:: Your task ::
Lines from the material below that hold the string "用户登录次数与跨度幅度" are what is needed; copy each of them.

:: Data ::
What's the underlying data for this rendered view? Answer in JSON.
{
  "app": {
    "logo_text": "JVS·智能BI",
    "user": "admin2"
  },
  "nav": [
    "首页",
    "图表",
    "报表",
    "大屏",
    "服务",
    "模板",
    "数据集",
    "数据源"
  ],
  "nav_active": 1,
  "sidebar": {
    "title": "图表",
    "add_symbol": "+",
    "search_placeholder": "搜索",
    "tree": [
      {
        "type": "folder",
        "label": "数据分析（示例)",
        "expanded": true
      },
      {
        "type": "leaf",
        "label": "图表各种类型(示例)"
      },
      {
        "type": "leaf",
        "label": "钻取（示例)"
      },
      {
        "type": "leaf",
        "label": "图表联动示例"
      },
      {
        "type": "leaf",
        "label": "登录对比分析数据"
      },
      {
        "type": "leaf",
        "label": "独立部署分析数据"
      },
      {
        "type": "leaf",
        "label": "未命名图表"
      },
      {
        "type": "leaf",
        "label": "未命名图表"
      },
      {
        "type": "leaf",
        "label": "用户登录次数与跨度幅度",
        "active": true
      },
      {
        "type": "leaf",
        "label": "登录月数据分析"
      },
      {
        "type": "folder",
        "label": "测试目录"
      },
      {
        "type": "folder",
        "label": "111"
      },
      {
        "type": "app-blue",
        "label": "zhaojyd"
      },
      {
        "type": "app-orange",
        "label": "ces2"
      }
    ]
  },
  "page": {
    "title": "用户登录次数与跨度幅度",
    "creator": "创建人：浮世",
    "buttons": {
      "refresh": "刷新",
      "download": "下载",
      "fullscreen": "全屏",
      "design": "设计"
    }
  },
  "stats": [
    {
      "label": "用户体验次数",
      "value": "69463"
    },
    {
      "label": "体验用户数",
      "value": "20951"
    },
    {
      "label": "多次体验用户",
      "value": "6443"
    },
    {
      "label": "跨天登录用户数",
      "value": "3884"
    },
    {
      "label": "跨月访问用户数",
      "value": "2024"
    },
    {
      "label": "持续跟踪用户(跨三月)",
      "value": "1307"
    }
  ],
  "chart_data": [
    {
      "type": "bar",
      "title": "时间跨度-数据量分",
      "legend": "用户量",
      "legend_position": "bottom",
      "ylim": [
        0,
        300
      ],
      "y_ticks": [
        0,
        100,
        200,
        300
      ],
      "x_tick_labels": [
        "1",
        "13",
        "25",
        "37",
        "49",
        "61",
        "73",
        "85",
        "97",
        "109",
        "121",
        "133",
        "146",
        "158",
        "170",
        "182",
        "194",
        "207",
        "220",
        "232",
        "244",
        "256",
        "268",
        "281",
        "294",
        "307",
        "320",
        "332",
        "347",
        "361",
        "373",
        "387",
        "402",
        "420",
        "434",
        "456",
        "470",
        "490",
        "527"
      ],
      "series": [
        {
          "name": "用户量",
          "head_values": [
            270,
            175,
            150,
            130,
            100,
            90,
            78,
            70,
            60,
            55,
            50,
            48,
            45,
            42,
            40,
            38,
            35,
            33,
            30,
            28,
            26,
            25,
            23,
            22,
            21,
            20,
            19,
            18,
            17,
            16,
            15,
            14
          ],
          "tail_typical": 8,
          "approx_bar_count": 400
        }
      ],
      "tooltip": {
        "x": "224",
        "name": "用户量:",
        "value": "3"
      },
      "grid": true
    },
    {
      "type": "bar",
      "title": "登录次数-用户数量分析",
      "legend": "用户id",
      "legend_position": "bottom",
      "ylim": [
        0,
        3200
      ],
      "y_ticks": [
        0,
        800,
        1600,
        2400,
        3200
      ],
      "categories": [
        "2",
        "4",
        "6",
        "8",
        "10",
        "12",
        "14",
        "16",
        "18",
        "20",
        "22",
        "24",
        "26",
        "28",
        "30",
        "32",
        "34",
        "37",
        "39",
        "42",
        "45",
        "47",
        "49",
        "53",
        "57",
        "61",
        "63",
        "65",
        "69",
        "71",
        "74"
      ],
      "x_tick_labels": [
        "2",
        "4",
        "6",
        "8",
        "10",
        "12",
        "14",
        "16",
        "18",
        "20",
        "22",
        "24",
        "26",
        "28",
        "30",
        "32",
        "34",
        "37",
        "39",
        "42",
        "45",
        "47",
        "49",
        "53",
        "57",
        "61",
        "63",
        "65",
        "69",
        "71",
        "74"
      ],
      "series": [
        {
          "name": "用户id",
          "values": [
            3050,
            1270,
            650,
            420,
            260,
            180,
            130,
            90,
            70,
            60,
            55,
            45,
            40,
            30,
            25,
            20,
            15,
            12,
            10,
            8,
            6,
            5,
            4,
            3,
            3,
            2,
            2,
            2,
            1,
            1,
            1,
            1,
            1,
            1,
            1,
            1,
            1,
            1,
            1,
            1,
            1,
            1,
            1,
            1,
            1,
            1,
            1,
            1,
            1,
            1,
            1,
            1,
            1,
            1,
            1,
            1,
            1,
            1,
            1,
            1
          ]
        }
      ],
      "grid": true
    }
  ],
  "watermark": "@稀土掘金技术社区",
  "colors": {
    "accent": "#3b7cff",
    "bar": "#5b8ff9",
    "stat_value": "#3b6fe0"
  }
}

:: Answer box ::
        "label": "用户登录次数与跨度幅度",
    "title": "用户登录次数与跨度幅度",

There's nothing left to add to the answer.